◆ **Work instruction**
Show all lines of the entries in which the word "Stafford" is found.

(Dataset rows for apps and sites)
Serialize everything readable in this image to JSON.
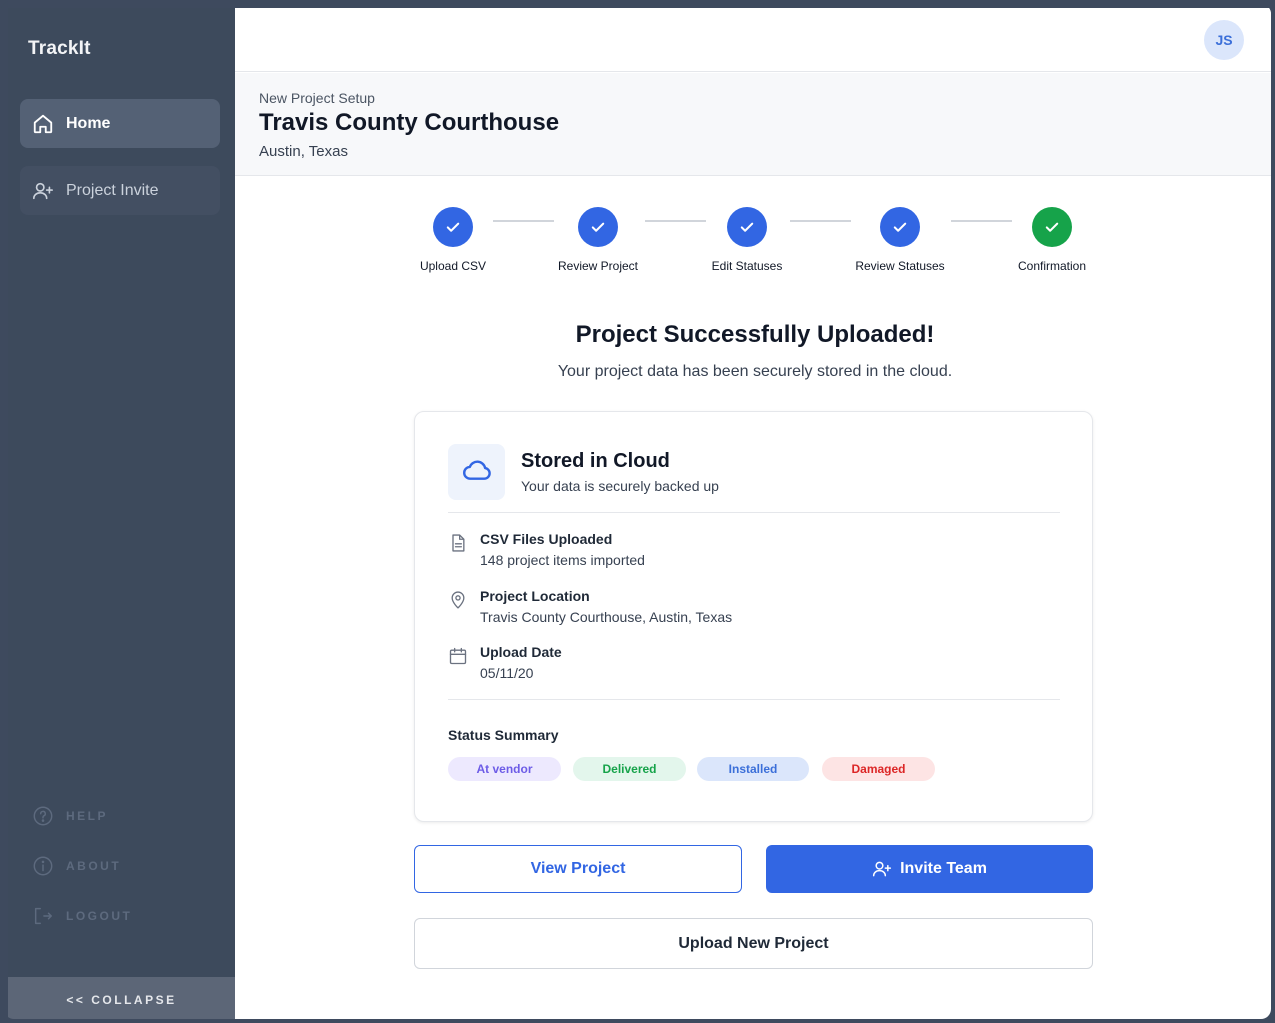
{
  "app": {
    "name": "TrackIt"
  },
  "sidebar": {
    "items": [
      {
        "label": "Home",
        "icon": "home-icon",
        "active": true
      },
      {
        "label": "Project Invite",
        "icon": "user-plus-icon",
        "active": false
      }
    ],
    "utility": [
      {
        "label": "HELP",
        "icon": "help-icon"
      },
      {
        "label": "ABOUT",
        "icon": "info-icon"
      },
      {
        "label": "LOGOUT",
        "icon": "logout-icon"
      }
    ],
    "collapse_label": "<< COLLAPSE"
  },
  "topbar": {
    "avatar_initials": "JS"
  },
  "header": {
    "crumb": "New Project Setup",
    "title": "Travis County Courthouse",
    "subtitle": "Austin, Texas"
  },
  "stepper": {
    "steps": [
      {
        "label": "Upload CSV",
        "status": "complete"
      },
      {
        "label": "Review Project",
        "status": "complete"
      },
      {
        "label": "Edit Statuses",
        "status": "complete"
      },
      {
        "label": "Review Statuses",
        "status": "complete"
      },
      {
        "label": "Confirmation",
        "status": "current-complete"
      }
    ],
    "colors": {
      "complete": "#3266e3",
      "final": "#16a34a"
    }
  },
  "success": {
    "title": "Project Successfully Uploaded!",
    "subtitle": "Your project data has been securely stored in the cloud."
  },
  "card": {
    "title": "Stored in Cloud",
    "subtitle": "Your data is securely backed up",
    "info": [
      {
        "icon": "file-icon",
        "heading": "CSV Files Uploaded",
        "value": "148 project items imported"
      },
      {
        "icon": "map-pin-icon",
        "heading": "Project Location",
        "value": "Travis County Courthouse, Austin, Texas"
      },
      {
        "icon": "calendar-icon",
        "heading": "Upload Date",
        "value": "05/11/20"
      }
    ],
    "summary_title": "Status Summary",
    "statuses": [
      {
        "label": "At vendor",
        "bg": "#ede9fe",
        "fg": "#6d5ce7"
      },
      {
        "label": "Delivered",
        "bg": "#e3f6ec",
        "fg": "#16a34a"
      },
      {
        "label": "Installed",
        "bg": "#dbe6fb",
        "fg": "#3b6fd9"
      },
      {
        "label": "Damaged",
        "bg": "#fde4e4",
        "fg": "#dc2626"
      }
    ]
  },
  "actions": {
    "view_label": "View Project",
    "invite_label": "Invite Team",
    "upload_label": "Upload New Project"
  }
}
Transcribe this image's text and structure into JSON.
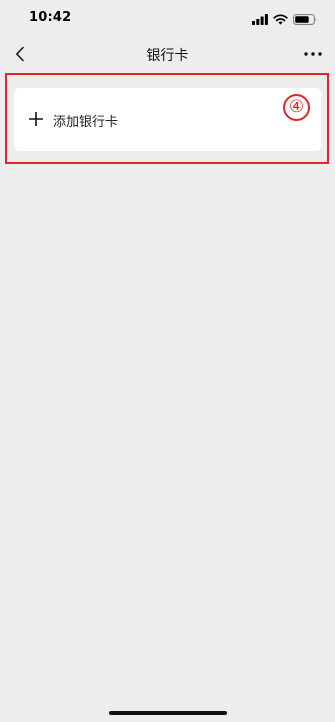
{
  "status_bar": {
    "time": "10:42"
  },
  "nav": {
    "title": "银行卡"
  },
  "add_card": {
    "label": "添加银行卡"
  },
  "annotation": {
    "step_marker": "④"
  },
  "colors": {
    "background": "#ededed",
    "card": "#ffffff",
    "highlight": "#e0262a"
  }
}
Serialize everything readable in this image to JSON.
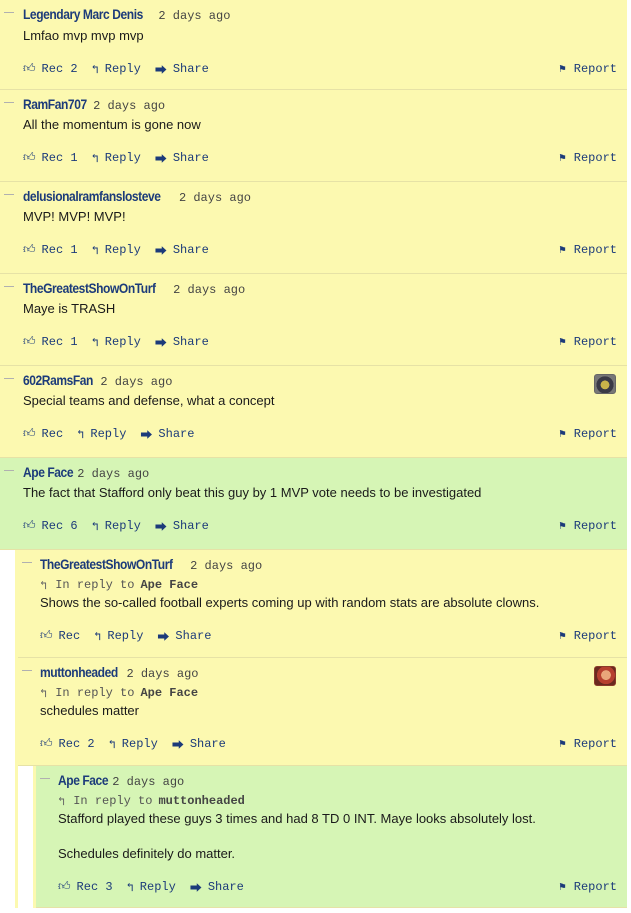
{
  "labels": {
    "rec": "Rec",
    "reply": "Reply",
    "share": "Share",
    "report": "Report",
    "in_reply_to": "In reply to"
  },
  "comments": [
    {
      "author": "Legendary Marc Denis",
      "time": "2 days ago",
      "body": [
        "Lmfao mvp mvp mvp"
      ],
      "rec_count": "2",
      "highlight": "yellow"
    },
    {
      "author": "RamFan707",
      "time": "2 days ago",
      "body": [
        "All the momentum is gone now"
      ],
      "rec_count": "1",
      "highlight": "yellow"
    },
    {
      "author": "delusionalramfanslosteve",
      "time": "2 days ago",
      "body": [
        "MVP! MVP! MVP!"
      ],
      "rec_count": "1",
      "highlight": "yellow"
    },
    {
      "author": "TheGreatestShowOnTurf",
      "time": "2 days ago",
      "body": [
        "Maye is TRASH"
      ],
      "rec_count": "1",
      "highlight": "yellow"
    },
    {
      "author": "602RamsFan",
      "time": "2 days ago",
      "body": [
        "Special teams and defense, what a concept"
      ],
      "rec_count": "",
      "highlight": "yellow",
      "avatar": "helmet-avatar"
    },
    {
      "author": "Ape Face",
      "time": "2 days ago",
      "body": [
        "The fact that Stafford only beat this guy by 1 MVP vote needs to be investigated"
      ],
      "rec_count": "6",
      "highlight": "green"
    },
    {
      "author": "TheGreatestShowOnTurf",
      "time": "2 days ago",
      "reply_to": "Ape Face",
      "body": [
        "Shows the so-called football experts coming up with random stats are absolute clowns."
      ],
      "rec_count": "",
      "highlight": "yellow"
    },
    {
      "author": "muttonheaded",
      "time": "2 days ago",
      "reply_to": "Ape Face",
      "body": [
        "schedules matter"
      ],
      "rec_count": "2",
      "highlight": "yellow",
      "avatar": "person-avatar"
    },
    {
      "author": "Ape Face",
      "time": "2 days ago",
      "reply_to": "muttonheaded",
      "body": [
        "Stafford played these guys 3 times and had 8 TD 0 INT. Maye looks absolutely lost.",
        "Schedules definitely do matter."
      ],
      "rec_count": "3",
      "highlight": "green"
    }
  ],
  "colors": {
    "yellow_bg": "#fcf9b0",
    "green_bg": "#d6f5b5",
    "author": "#1c3b7a"
  },
  "icons": {
    "rec": "thumbs-up-icon",
    "reply": "reply-arrow-icon",
    "share": "share-icon",
    "report": "flag-icon",
    "collapse": "collapse-line-icon"
  }
}
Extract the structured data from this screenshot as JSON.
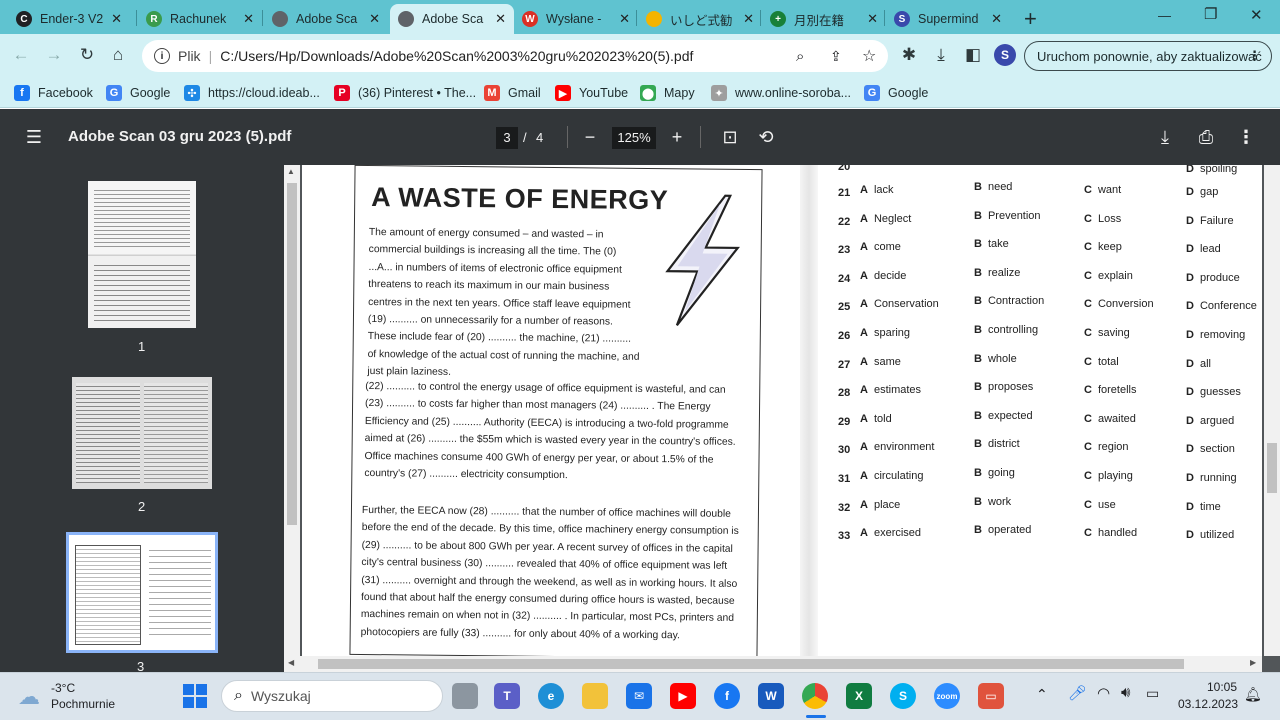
{
  "tabs": [
    {
      "title": "Ender-3 V2",
      "color": "#202124",
      "glyph": "C"
    },
    {
      "title": "Rachunek",
      "color": "#3a9b4c",
      "glyph": "R"
    },
    {
      "title": "Adobe Sca",
      "color": "#5f6368",
      "glyph": ""
    },
    {
      "title": "Adobe Sca",
      "color": "#5f6368",
      "glyph": ""
    },
    {
      "title": "Wysłane -",
      "color": "#d93025",
      "glyph": "W"
    },
    {
      "title": "いしど式勧",
      "color": "#f4b400",
      "glyph": ""
    },
    {
      "title": "月別在籍",
      "color": "#188038",
      "glyph": "+"
    },
    {
      "title": "Supermind",
      "color": "#3949ab",
      "glyph": "S"
    }
  ],
  "new_tab": "+",
  "window_controls": {
    "minimize": "—",
    "restore": "❐",
    "close": "✕"
  },
  "omnibox": {
    "label": "Plik",
    "url": "C:/Users/Hp/Downloads/Adobe%20Scan%2003%20gru%202023%20(5).pdf"
  },
  "update_button": "Uruchom ponownie, aby zaktualizować",
  "bookmarks": [
    {
      "label": "Facebook",
      "color": "#1877f2",
      "glyph": "f"
    },
    {
      "label": "Google",
      "color": "#4285f4",
      "glyph": "G"
    },
    {
      "label": "https://cloud.ideab...",
      "color": "#1e88e5",
      "glyph": "✣"
    },
    {
      "label": "(36) Pinterest • The...",
      "color": "#e60023",
      "glyph": "P"
    },
    {
      "label": "Gmail",
      "color": "#ea4335",
      "glyph": "M"
    },
    {
      "label": "YouTube",
      "color": "#ff0000",
      "glyph": "▶"
    },
    {
      "label": "Mapy",
      "color": "#34a853",
      "glyph": "⬤"
    },
    {
      "label": "www.online-soroba...",
      "color": "#9e9e9e",
      "glyph": "✦"
    },
    {
      "label": "Google",
      "color": "#4285f4",
      "glyph": "G"
    }
  ],
  "pdf": {
    "title": "Adobe Scan 03 gru 2023 (5).pdf",
    "page_current": "3",
    "page_sep": "/",
    "page_total": "4",
    "zoom": "125%",
    "thumbs": [
      "1",
      "2",
      "3"
    ]
  },
  "article": {
    "title": "A WASTE OF ENERGY",
    "p1": "The amount of energy consumed – and wasted – in commercial buildings is increasing all the time. The (0) ...A... in numbers of items of electronic office equipment threatens to reach its maximum in our main business centres in the next ten years. Office staff leave equipment (19) .......... on unnecessarily for a number of reasons. These include fear of (20) .......... the machine, (21) .......... of knowledge of the actual cost of running the machine, and just plain laziness.",
    "p2": "(22) .......... to control the energy usage of office equipment is wasteful, and can (23) .......... to costs far higher than most managers (24) .......... . The Energy Efficiency and (25) .......... Authority (EECA) is introducing a two-fold programme aimed at (26) .......... the $55m which is wasted every year in the country's offices. Office machines consume 400 GWh of energy per year, or about 1.5% of the country's (27) .......... electricity consumption.",
    "p3": "Further, the EECA now (28) .......... that the number of office machines will double before the end of the decade. By this time, office machinery energy consumption is (29) .......... to be about 800 GWh per year. A recent survey of offices in the capital city's central business (30) .......... revealed that 40% of office equipment was left (31) .......... overnight and through the weekend, as well as in working hours. It also found that about half the energy consumed during office hours is wasted, because machines remain on when not in (32) .......... . In particular, most PCs, printers and photocopiers are fully (33) .......... for only about 40% of a working day."
  },
  "answers": [
    {
      "n": "21",
      "a": "lack",
      "b": "need",
      "c": "want",
      "d": "gap"
    },
    {
      "n": "22",
      "a": "Neglect",
      "b": "Prevention",
      "c": "Loss",
      "d": "Failure"
    },
    {
      "n": "23",
      "a": "come",
      "b": "take",
      "c": "keep",
      "d": "lead"
    },
    {
      "n": "24",
      "a": "decide",
      "b": "realize",
      "c": "explain",
      "d": "produce"
    },
    {
      "n": "25",
      "a": "Conservation",
      "b": "Contraction",
      "c": "Conversion",
      "d": "Conference"
    },
    {
      "n": "26",
      "a": "sparing",
      "b": "controlling",
      "c": "saving",
      "d": "removing"
    },
    {
      "n": "27",
      "a": "same",
      "b": "whole",
      "c": "total",
      "d": "all"
    },
    {
      "n": "28",
      "a": "estimates",
      "b": "proposes",
      "c": "foretells",
      "d": "guesses"
    },
    {
      "n": "29",
      "a": "told",
      "b": "expected",
      "c": "awaited",
      "d": "argued"
    },
    {
      "n": "30",
      "a": "environment",
      "b": "district",
      "c": "region",
      "d": "section"
    },
    {
      "n": "31",
      "a": "circulating",
      "b": "going",
      "c": "playing",
      "d": "running"
    },
    {
      "n": "32",
      "a": "place",
      "b": "work",
      "c": "use",
      "d": "time"
    },
    {
      "n": "33",
      "a": "exercised",
      "b": "operated",
      "c": "handled",
      "d": "utilized"
    }
  ],
  "answers_top": {
    "n": "20",
    "d": "spoiling"
  },
  "letters": {
    "a": "A",
    "b": "B",
    "c": "C",
    "d": "D"
  },
  "taskbar": {
    "weather_temp": "-3°C",
    "weather_desc": "Pochmurnie",
    "search_placeholder": "Wyszukaj",
    "time": "10:05",
    "date": "03.12.2023"
  }
}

◆ **Output below**
        "The fact that Stafford only beat this guy by 1 MVP vote needs to be investigated"
        "Stafford played these guys 3 times and had 8 TD 0 INT. Maye looks absolutely lost.",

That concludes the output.